( 1596 - 1650 )
Cogito ergo sum "I think, therefore I am."
Regarded as the founder of modern philosophy, René Descartes applied the newly developed scientific method to philosophy. He conceived of a new approach which could bring together all of human knowledge and make philosophy a universal science based in reason. Descartes' rationalism was applied not only to the nature of the physical universe but also to the nature of the human soul and to the existence of God.
Descartes made a clear distinction between Body, which is composed of the same sort of atomic matter as all else on earth, and Mind, which has no physical substance. Descartes conceived of these as as two separate but interacting entities. It is Mind that distinguishes man as a rational being from all other life on earth. Through a process of reasoning which involved a systematic stripping away of all doubts, Descartes proves to himself and others that he must exist because he is a rational being - "I think, therefore I am." He uses the same thought processes to prove the existence of God.

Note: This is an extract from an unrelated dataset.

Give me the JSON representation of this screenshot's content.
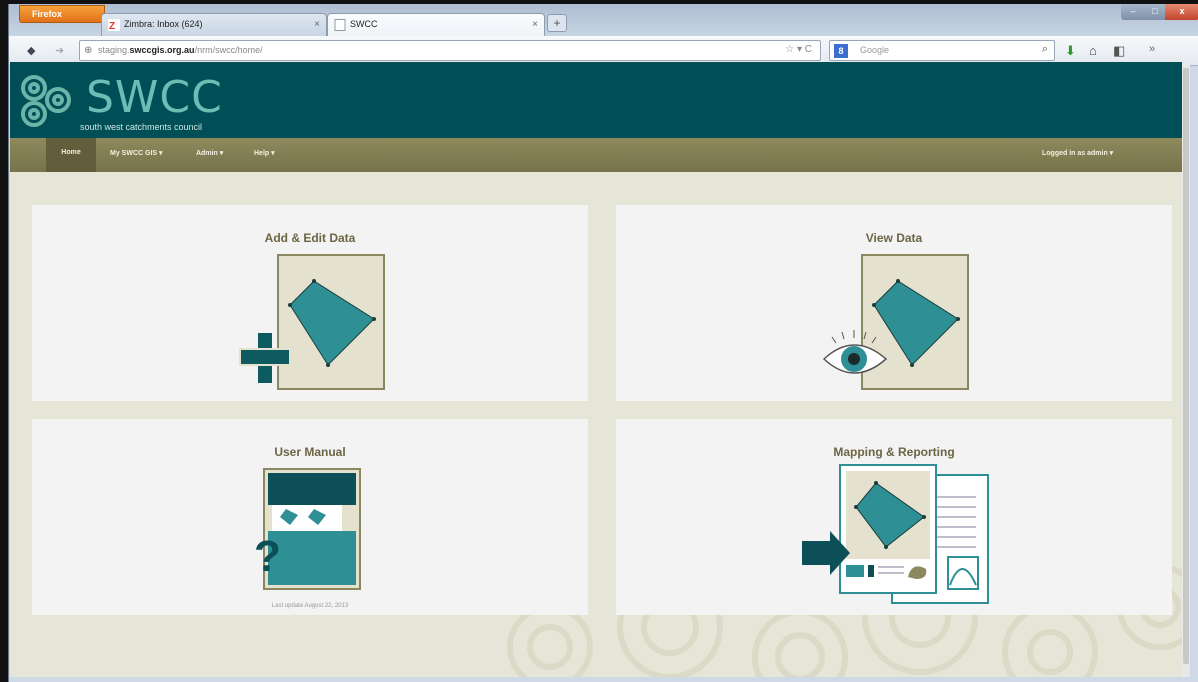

Descartes' God presides over a mechanical universe which he has created and organised according to strict scientific laws. It is the task of science to find out what these laws are.